http://codewerdz.org/ Repository analytics for code and docs
Solr (Search Engine)
Why we use a ‘docs as code’ approach for technical documentation Jen Lambourne, GDS, GOV.UK
My article for tekom’s Intelligent Information blog on Artificial Intelligence and chatbots in technical communication has now been published. It is also available as a PDF on the Cherryleaf website.
Subscribers to Cherryleaf’s online courses can now take them using their iPhone, iPad, or iPod touch, plus the Teachable iOS app.
Here’s how you can download the iOS app:
- Visit the Apple App Store on your compatible IOS device (requires iOS 9.3 or later).
- In the App Store, search for, “Teachable Online Courses”.
- Click the cloud icon to download the app on your device.
- After downloading, open the app.
- On the login screen, enter the email address and password associated with the student account you’d like to access. This is the same email address and password you use to log into our courses through the web browser on your computer.
- When you log in, you’ll see all the Cherryleaf school you’re account is associated with, along with the specific courses you’re enrolled in.
Here is a pdf document we’ve created – a primer on chatbots in technical communication. It is based on a post we’ll be publishing on tekom’s Intelligent Information blog:
It seems likely artificial intelligence (AI) and AI-driven chatbots will play a key role in helping users in the future. So what does this mean for technical communicators and for User Assistance?
This podcast is based on an article we’ll be posting to tekom’s Intelligent Information blog. The article is currently out for review, and it should be published in the next two weeks.
The podcast has three chapters, or parts:
- What are chatbots?
- Making a chatbot
- What does this mean for technical communicators and for User Assistance?
See the Cherryleaf Podcast for podcasts on similar topics.
This week, the Institute of Scientific and Technical Communicators published a book, called Current Practices and Trends in Technical and Professional Communication. Cherryleaf’s Ellis Pratt is one of its co-authors.
“Technical and professional communicators are experts in making complex systems and worlds understandable to those who need to access them. However, both the concepts we are communicating about and the tools we are communicating with are changing at a rapid pace. To communicate effectively, we need our own knowledge and understanding to remain current, identifying best practice and learning from the experience of others.
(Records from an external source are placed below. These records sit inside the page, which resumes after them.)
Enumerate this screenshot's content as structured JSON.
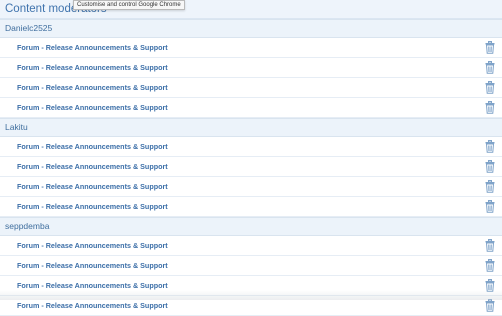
{
  "page": {
    "title": "Content moderators",
    "tooltip": "Customise and control Google Chrome"
  },
  "groups": [
    {
      "user": "Danielc2525",
      "items": [
        "Forum - Release Announcements & Support",
        "Forum - Release Announcements & Support",
        "Forum - Release Announcements & Support",
        "Forum - Release Announcements & Support"
      ]
    },
    {
      "user": "Lakitu",
      "items": [
        "Forum - Release Announcements & Support",
        "Forum - Release Announcements & Support",
        "Forum - Release Announcements & Support",
        "Forum - Release Announcements & Support"
      ]
    },
    {
      "user": "seppdemba",
      "items": [
        "Forum - Release Announcements & Support",
        "Forum - Release Announcements & Support",
        "Forum - Release Announcements & Support",
        "Forum - Release Announcements & Support"
      ]
    }
  ],
  "icons": {
    "delete": "trash-icon"
  },
  "colors": {
    "link": "#3c6fa8",
    "header_bg": "#ecf3fa",
    "icon": "#7fa3c9"
  }
}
Current Practices and Trends in Technical and Professional Communication is a valuable source of collective knowledge from our community of practice. Experienced practitioners and innovators (from the UK and international) are sharing what they know for the benefit of both the communicator and the end user.
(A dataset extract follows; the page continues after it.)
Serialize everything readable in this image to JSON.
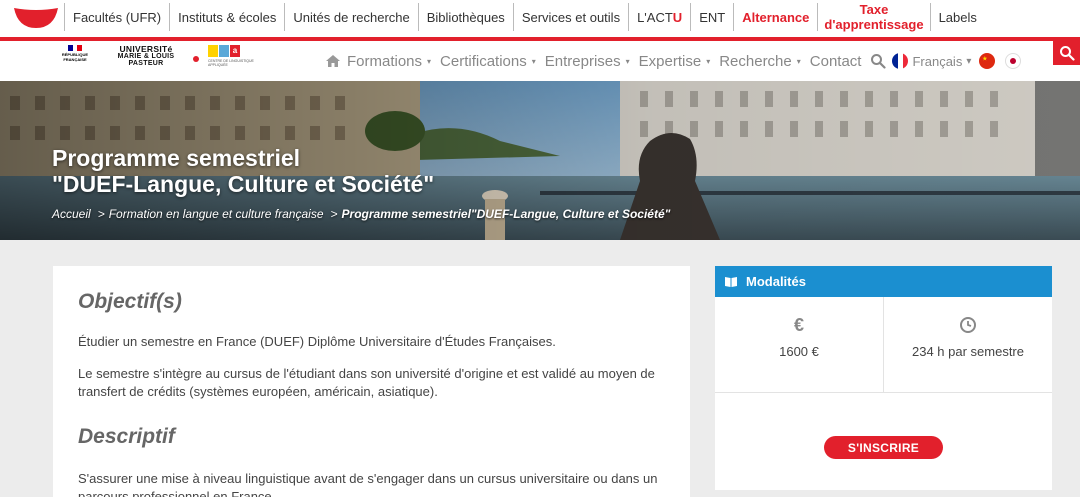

The topics in the book cover important issues affecting the work we do (including globalization, localization and accessibility), and the tools and processes we can use to resolve some of the issues we encounter. Changes in technology are described, and ways of harnessing that technology are identified, including both current and future possibilities.
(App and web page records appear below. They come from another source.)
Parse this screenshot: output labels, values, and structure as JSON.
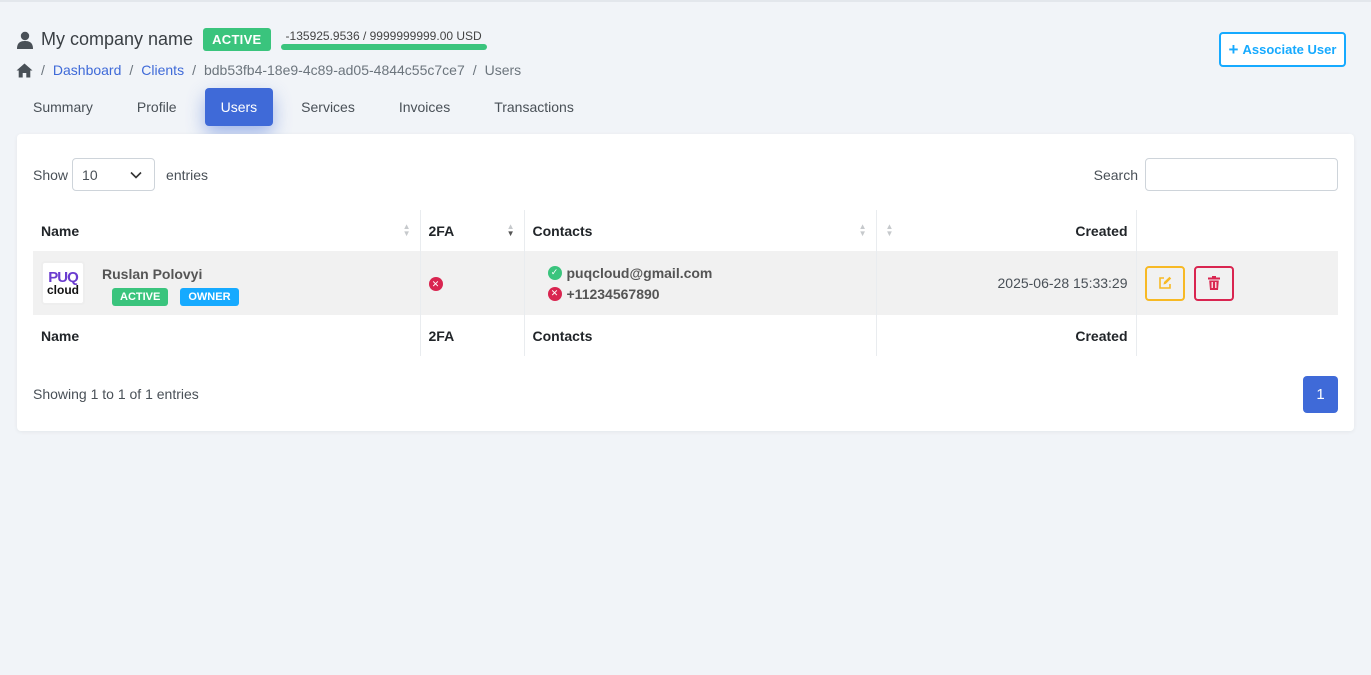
{
  "header": {
    "company_name": "My company name",
    "status": "ACTIVE",
    "balance": "-135925.9536 / 9999999999.00 USD"
  },
  "breadcrumb": {
    "dashboard": "Dashboard",
    "clients": "Clients",
    "client_id": "bdb53fb4-18e9-4c89-ad05-4844c55c7ce7",
    "current": "Users"
  },
  "actions": {
    "associate_user_label": "Associate User"
  },
  "tabs": [
    {
      "label": "Summary"
    },
    {
      "label": "Profile"
    },
    {
      "label": "Users",
      "active": true
    },
    {
      "label": "Services"
    },
    {
      "label": "Invoices"
    },
    {
      "label": "Transactions"
    }
  ],
  "table_controls": {
    "show_label": "Show",
    "entries_value": "10",
    "entries_label": "entries",
    "search_label": "Search",
    "search_value": ""
  },
  "columns": {
    "name": "Name",
    "twofa": "2FA",
    "contacts": "Contacts",
    "created": "Created"
  },
  "rows": [
    {
      "avatar_top": "PUQ",
      "avatar_bottom": "cloud",
      "name": "Ruslan Polovyi",
      "badges": [
        "ACTIVE",
        "OWNER"
      ],
      "twofa_status": "disabled",
      "email": "puqcloud@gmail.com",
      "email_verified": true,
      "phone": "+11234567890",
      "phone_verified": false,
      "created": "2025-06-28 15:33:29"
    }
  ],
  "footer": {
    "showing": "Showing 1 to 1 of 1 entries",
    "page": "1"
  },
  "colors": {
    "primary": "#3f6ad8",
    "success": "#3ac47d",
    "info": "#16aaff",
    "warning": "#f7b924",
    "danger": "#d92550"
  }
}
Whether you work in relative isolation, as the sole technical or professional communicator in a multidisciplinary team, or with other technical or professional communicators, you will find plenty in this book that is thought-provoking, interesting and useful.”